After decades of being defined by crisis and limitations, cities are popular again as destinations for people and businesses, and as subjects of scholarly study. “Urban Citizenship and American Democracy” contributes to this new scholarship by exploring the origins and dynamics of urban citizenship in the United States. Written by both urban and nonurban scholars using a variety of methodological approaches, the book examines urban citizenship within particular historical, social, and policy contexts, including issues of political participation, public school engagement, and crime policy development. Contributors focus on enduring questions about urban political power, local government, and civic engagement to offer fresh theoretical and empirical accounts of city politics and policy, federalism, and American democracy.

Visit SUNY Press for more information or to pre-order your copy.

Flushing Re-zoning: a Threat to Affordable Housing?

In yesterday’s Gotham Gazette, Murphy Adjunct Professor Sam Stein, along with CUNY Professor Tarry Hum, wrote an op-ed about the “under the radar” re-zoning of an area some are calling “Flushing West” (Flushing’s Affordable Housing at Risk, 5/2/16).

According to Stein and Hum, this re-zoning threatens to destroy existing affordable housing by incentivizing real estate speculation.
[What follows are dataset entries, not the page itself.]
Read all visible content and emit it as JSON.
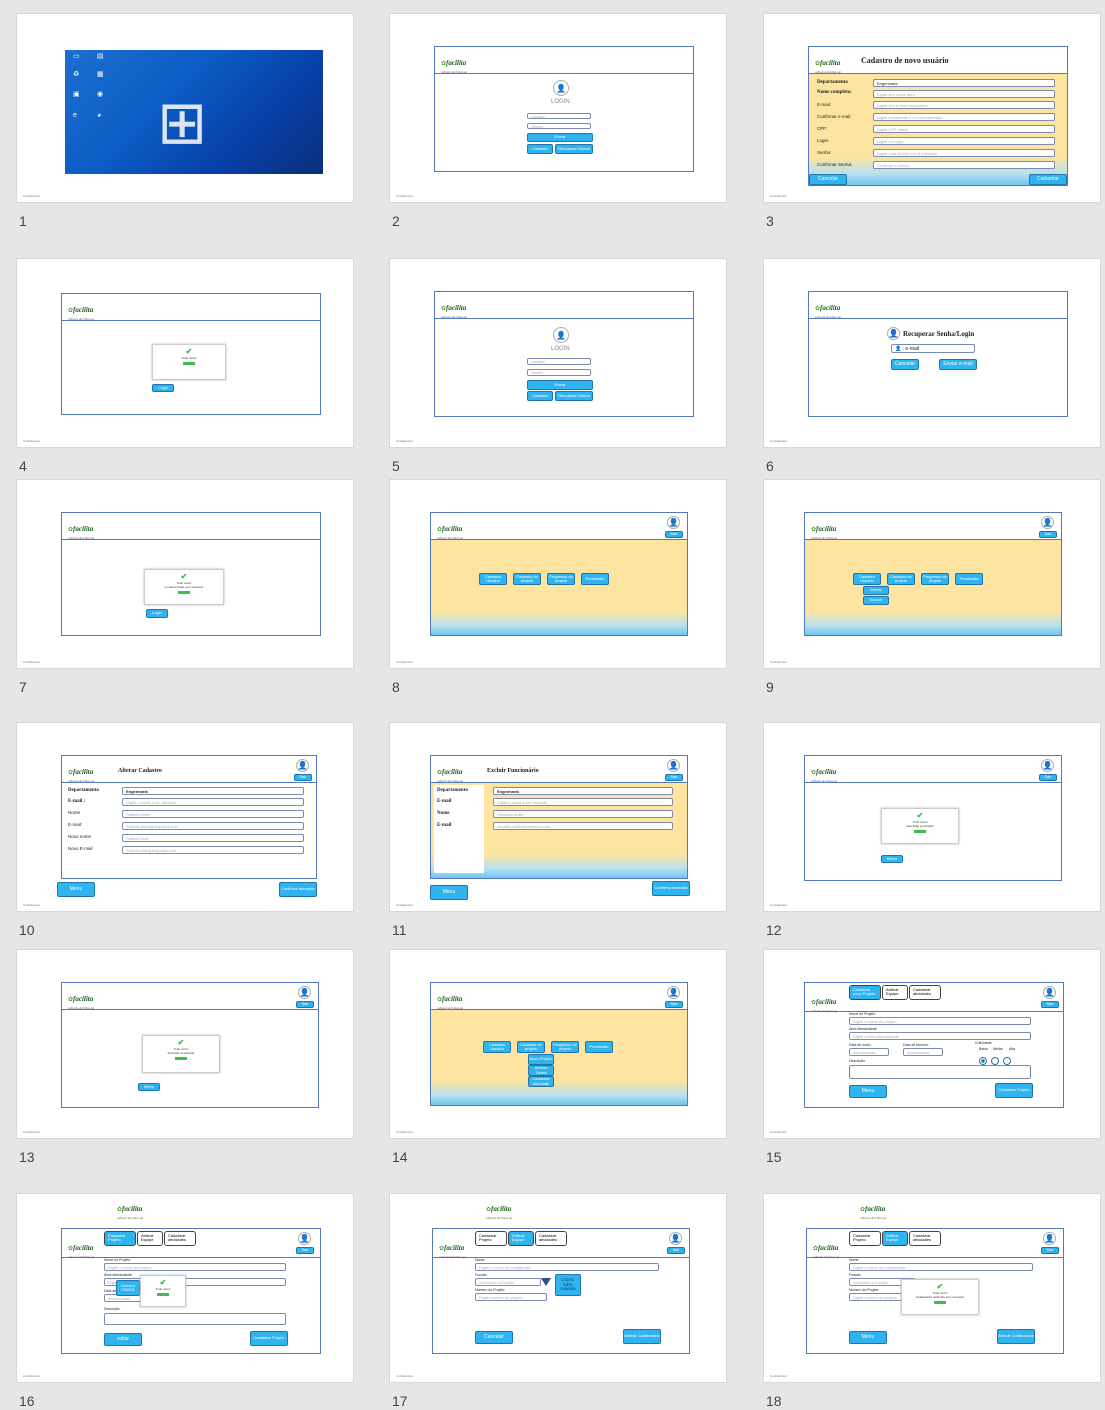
{
  "slides": [
    {
      "number": "1"
    },
    {
      "number": "2"
    },
    {
      "number": "3"
    },
    {
      "number": "4"
    },
    {
      "number": "5"
    },
    {
      "number": "6"
    },
    {
      "number": "7"
    },
    {
      "number": "8"
    },
    {
      "number": "9"
    },
    {
      "number": "10"
    },
    {
      "number": "11"
    },
    {
      "number": "12"
    },
    {
      "number": "13"
    },
    {
      "number": "14"
    },
    {
      "number": "15"
    },
    {
      "number": "16"
    },
    {
      "number": "17"
    },
    {
      "number": "18"
    }
  ],
  "common": {
    "confidential": "Confidencial",
    "logo_name": "facilita",
    "logo_tagline": "software de follow-up",
    "sair": "Sair",
    "menu": "Menu",
    "ok_title": "Tudo certo!",
    "colors": {
      "accent": "#2fb4f0",
      "frame": "#5577bb",
      "yellow": "#fde4a0",
      "success": "#3cbc4a"
    }
  },
  "login": {
    "title": "LOGIN",
    "user_ph": "Usuário",
    "pass_ph": "Senha",
    "enter": "Entrar",
    "register": "Cadastro",
    "recover": "Recuperar Senha"
  },
  "register": {
    "title": "Cadastro de novo usuário",
    "labels": [
      "Departamento",
      "Nome completo:",
      "E-mail:",
      "Confirmar e-mail:",
      "CPF:",
      "Login:",
      "Senha:",
      "Confirmar Senha:"
    ],
    "dept_value": "Engenharia",
    "placeholders": [
      "Digite seu nome aqui",
      "Digite seu e-mail corporativo",
      "Digite novamente o e-mail informado",
      "Digite CPF válido",
      "Digite um login",
      "Digite uma senha com 8 posições",
      "Confirme a senha"
    ],
    "cancel": "Cancelar",
    "submit": "Cadastrar"
  },
  "slide4": {
    "login_btn": "Login"
  },
  "recover": {
    "title": "Recuperar Senha/Login",
    "email": "e-mail",
    "cancel": "Cancelar",
    "send": "Enviar e-mail"
  },
  "slide7": {
    "msg": "e-mail enviado com sucesso!",
    "login_btn": "Login"
  },
  "menu_main": [
    "Cadastro Usuário",
    "Cadastro de projeto",
    "Progresso do projeto",
    "Permissão"
  ],
  "menu9_sub": [
    "Alterar",
    "Excluir"
  ],
  "alter": {
    "title": "Alterar Cadastro",
    "labels": [
      "Departamento",
      "E-mail :",
      "Nome",
      "E-mail:",
      "Novo nome",
      "Novo E-mail"
    ],
    "dept_value": "Engenharia",
    "values": [
      "Digite o email a ser alterado",
      "Patricia Alves",
      "Patricia.alves@empresa.com",
      "Patricia Dias",
      "Patricia.dias@empresa.com"
    ],
    "confirm": "Confirma alteração"
  },
  "delete": {
    "title": "Excluir Funcionário",
    "labels": [
      "Departamento",
      "E-mail",
      "Nome",
      "E-mail"
    ],
    "dept_value": "Engenharia",
    "values": [
      "Digite o email a ser excluído",
      "Reinaldo Abilio",
      "reinaldo.abilio@empresa.com"
    ],
    "confirm": "Confirma exclusão"
  },
  "slide12": {
    "msg": "Alteração concluída!"
  },
  "slide13": {
    "msg": "Exclusão concluída!"
  },
  "menu14_sub": [
    "Novo Projeto",
    "Atribuir Tarefa",
    "Cadastrar Atividade"
  ],
  "tabs": [
    "Cadastrar novo Projeto",
    "Atribuir Equipe",
    "Cadastrar atividades"
  ],
  "tabs16": [
    "Cadastrar Projeto",
    "Atribuir Equipe",
    "Cadastrar atividades"
  ],
  "project": {
    "name_lbl": "Nome do Projeto",
    "name_ph": "Digite o nome do projeto",
    "area_lbl": "Área demandante",
    "area_ph": "Digite a área demandante",
    "start_lbl": "Data de início:",
    "end_lbl": "Data de término:",
    "date_ph": "dd/mm/aaaa",
    "crit_lbl": "Criticidade",
    "crit_opts": [
      "Baixa",
      "Média",
      "Alta"
    ],
    "desc_lbl": "Descrição:",
    "submit": "Cadastrar Projeto",
    "back": "voltar",
    "number_popup": "Numero P00001"
  },
  "team": {
    "name_lbl": "Nome:",
    "name_ph": "Digite o nome do colaborador",
    "func_lbl": "Função",
    "func_ph": "Selecione a Função",
    "proj_lbl": "Numero do Projeto:",
    "proj_ph": "Digite numero do projeto",
    "roles": "Coord. Adm. Usuário",
    "cancel": "Cancelar",
    "submit": "Atribuir Colaborador",
    "success": "Colaborador atribuído com sucesso!"
  }
}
They write:

This proposed rezoning would have a transformative impact on Flushing, a densely populated, pan-Asian immigrant neighborhood with a sizable Latino population and a small but historic African-American community.[…]

Rent regulation accounts for nearly all of Flushing’s affordable housing. The neighborhood’s white-hot real estate market, however, increasingly threatens these rent-stabilized apartments.  DCP’s proposed rezoning – which links the production of affordable housing with the construction of thousands of luxury units – has only increased land speculation and, therefore, landlords’ imperative to deregulate their holdings. Though the rezoning has been paired with an increase in funding for anti-eviction legal services, it has already catalyzed a number of hyper-speculative real estate transactions in downtown Flushing, including within the rezoning area.

Meanwhile, the “affordable housing” that will be built as part of the plan will be meager and largely unaffordable to low-income residents: Continue reading Flushing Re-zoning: a Threat to Affordable Housing?

Brooklyn Youth Create Jobs (and Community Roots) Through Local Compost Program

This article was originally featured at YES! Magazine.

By Rebecca Nathanson

Snow covered most of the ground at El Garden, a community garden in the north Brooklyn neighborhood of Bushwick. The exception was the area around its three compost bins, shoveled out and made accessible to the six people who were working there. One of them was Gabrielle Mason. She wore a puffy pink jacket and kept her earbuds in while she scooped and sifted the bins’ contents. A year ago, she had never composted. Now, at 16 years old, she is the group’s lead composter and plans to study environmental issues.

“These community gardens really give them an opportunity to take back the community.”

Mason and the group form part of BK Rot, a youth-run composting service. Bushwick has a 31.4 percent poverty rate—compared to 15.8 percent nationally—and a population that is 65.4 percent Hispanic and 37 percent foreign-born. Continue reading Brooklyn Youth Create Jobs (and Community Roots) Through Local Compost Program